Associated with Neptune, coming into bloom in the joyful Spring Season in March, Daffodils are flowers of calm feelings, temperance, dreaminess, forgiveness and also excessive behaviors & delusions. Called Narcissus, these blossoms are useful for bring cheerfulness into life, for self-love, hope, inner peace and realizations to begin afresh.
Generally found in yellow & white hues, daffodils are popular gardening flowers with many ancient folklores and mythological associations. The most famous one being of Narcissus (which is one of daffodils popular names & species) who was blessed by Greek Gods with youth & enchanting beauty. However, they forbade him to look into his own reflection. But one day, he met a nymph of the woods named Echo and was so drawn to her affections that he overpowered her very being and she disappeared into nothingness, becoming a faded ‘echo’. This made Goddess Nemesis very angry and she decided to lure Narcissus to a lake by a mountainside, where his sight fell upon his own reflection and he was mesmerized by his own beauty. He continued looking at himself melancholic-ally and this saddened the Gods as his vanity would bring him his death. So they turned him into a scented flower ‘narcissus’ whose drooping petals resemble his bent head staring at his reflection and the seeds in the centre tears of Echo’s unrequited love.
Daffodils are vastly used in herbal magick and spiritual work. Narcissism is a psychological term which implies extreme self-centredness and is named after the legend of Narcissus. It is a mental disorder where a person displays abnormal levels of self-love, vanity, apathy and even dis-regards the feelings of others because of one’s innate selfishness. However these blooms are good for helping someone in depression and for those with self-image issues as the fragrance and sight of daffodils induces self-love and joy for life. These blooms are associated with Neptune’s dreamy qualities and water element. Just like Neptune is known for its mysticism, occult and sleepy energies, daffodils too are used in spell-work for attracting these realms into one’s life. Keeping a bouquet of daffodils in the bedroom is said to enhance fertility while using them in a bridal bouquet or stepping on them is said to bring misfortune.
Daffodils are also considered powerful narcotics, their bulbs have paralyzing properties which is why Roman soldiers carried these to die a painless death in the face of being caught by the enemy and being killed. In Europe, daffodil extracts have proved useful in experiments to treat Alzheimer’s. Its essential oil can also cure colds and cough, when used under medical supervision. Avoid using these in beauty or wellness rituals as these cause severe irritations to the skin and may cause severe rashes. Though, daffodil’s sweet notes are widely used in perfumery.

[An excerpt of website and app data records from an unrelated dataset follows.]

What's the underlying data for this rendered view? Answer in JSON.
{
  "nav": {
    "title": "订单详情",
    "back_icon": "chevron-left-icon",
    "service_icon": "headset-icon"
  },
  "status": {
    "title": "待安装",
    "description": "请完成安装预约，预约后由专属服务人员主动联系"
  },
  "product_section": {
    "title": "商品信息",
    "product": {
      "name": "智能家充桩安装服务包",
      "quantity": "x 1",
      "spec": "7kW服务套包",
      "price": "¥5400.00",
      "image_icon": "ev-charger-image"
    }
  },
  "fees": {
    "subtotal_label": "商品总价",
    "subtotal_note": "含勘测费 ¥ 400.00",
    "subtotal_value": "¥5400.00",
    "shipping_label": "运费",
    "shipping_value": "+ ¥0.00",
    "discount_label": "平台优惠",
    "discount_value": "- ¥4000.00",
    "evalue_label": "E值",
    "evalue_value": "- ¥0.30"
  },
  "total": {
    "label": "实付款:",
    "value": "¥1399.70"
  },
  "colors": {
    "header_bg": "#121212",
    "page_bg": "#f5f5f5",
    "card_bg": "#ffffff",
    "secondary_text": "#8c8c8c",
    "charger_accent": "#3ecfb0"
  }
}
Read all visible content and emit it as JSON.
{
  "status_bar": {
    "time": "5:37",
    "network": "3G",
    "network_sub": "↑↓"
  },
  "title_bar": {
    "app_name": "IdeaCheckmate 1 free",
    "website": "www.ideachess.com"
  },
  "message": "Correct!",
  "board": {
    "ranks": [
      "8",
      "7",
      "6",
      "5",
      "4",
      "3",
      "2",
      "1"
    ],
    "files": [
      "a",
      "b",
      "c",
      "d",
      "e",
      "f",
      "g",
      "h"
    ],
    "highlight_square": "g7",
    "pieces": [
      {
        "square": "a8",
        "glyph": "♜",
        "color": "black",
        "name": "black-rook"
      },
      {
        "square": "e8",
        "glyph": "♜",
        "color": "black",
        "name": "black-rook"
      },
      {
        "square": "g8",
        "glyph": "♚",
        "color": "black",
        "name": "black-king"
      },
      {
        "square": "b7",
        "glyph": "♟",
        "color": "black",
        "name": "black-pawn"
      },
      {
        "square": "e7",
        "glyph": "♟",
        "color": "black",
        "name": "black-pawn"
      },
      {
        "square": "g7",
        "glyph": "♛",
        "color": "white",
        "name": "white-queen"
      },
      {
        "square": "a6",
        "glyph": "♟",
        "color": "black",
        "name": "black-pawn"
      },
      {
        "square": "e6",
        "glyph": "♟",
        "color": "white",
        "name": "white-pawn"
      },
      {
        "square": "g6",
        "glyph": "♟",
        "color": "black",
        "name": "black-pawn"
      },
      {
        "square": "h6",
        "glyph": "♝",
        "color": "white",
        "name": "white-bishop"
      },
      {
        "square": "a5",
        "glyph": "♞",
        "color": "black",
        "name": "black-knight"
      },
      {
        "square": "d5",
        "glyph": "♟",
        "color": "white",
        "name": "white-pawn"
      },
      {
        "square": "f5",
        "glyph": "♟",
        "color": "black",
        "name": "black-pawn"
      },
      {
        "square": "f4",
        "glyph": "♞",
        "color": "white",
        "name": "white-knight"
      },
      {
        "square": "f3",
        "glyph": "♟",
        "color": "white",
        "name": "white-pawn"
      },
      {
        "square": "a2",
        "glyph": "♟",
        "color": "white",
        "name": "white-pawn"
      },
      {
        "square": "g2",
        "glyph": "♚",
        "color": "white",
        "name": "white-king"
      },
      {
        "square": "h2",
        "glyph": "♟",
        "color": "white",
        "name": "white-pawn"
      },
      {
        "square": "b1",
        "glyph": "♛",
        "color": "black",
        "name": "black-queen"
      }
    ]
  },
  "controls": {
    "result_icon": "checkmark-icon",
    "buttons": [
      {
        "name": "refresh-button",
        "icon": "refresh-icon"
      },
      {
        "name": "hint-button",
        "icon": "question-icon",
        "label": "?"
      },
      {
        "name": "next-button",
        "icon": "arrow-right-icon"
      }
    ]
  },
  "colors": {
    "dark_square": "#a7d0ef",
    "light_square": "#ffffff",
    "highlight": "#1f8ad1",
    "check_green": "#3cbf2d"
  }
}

Daffodils remain an inspiration for many poets, storytellers and artists. One of William Wordsworth’s most famous lyrical works is “I wandered lonely as a cloud” which describes how the memory of a field of daffodils soothes his emotions and makes him smile. Such is the cheerful quality of daffodils that it instantly rejuvenates the mind, body, spirit.
Daffodils flowers to keep around the house or at shrines during spring, for welcoming blessed beginnings at a housewarming, and even for igniting an old romance. The Chinese consider these flowers to be a sign of good fortune, the Japanese for cheerfulness, The Arabic as a cure for baldness, and The States consider it a symbol of hope for those suffering from Cancer. Getting more reflective, loving the self completely, forgiveness and renewal of energies are some of the inspiring qualities of the daffodils. The message of these blossoms is to be aware of the precious quality of the NOW, clarity of thought and bring more inner focus to achieve our soul’s true purpose.
Deesha Kriplani is a Freelance Writer & Editor with creative interests in spirituality, food & fashion. Connect with her on https://deeshakriplani.wordpress.com/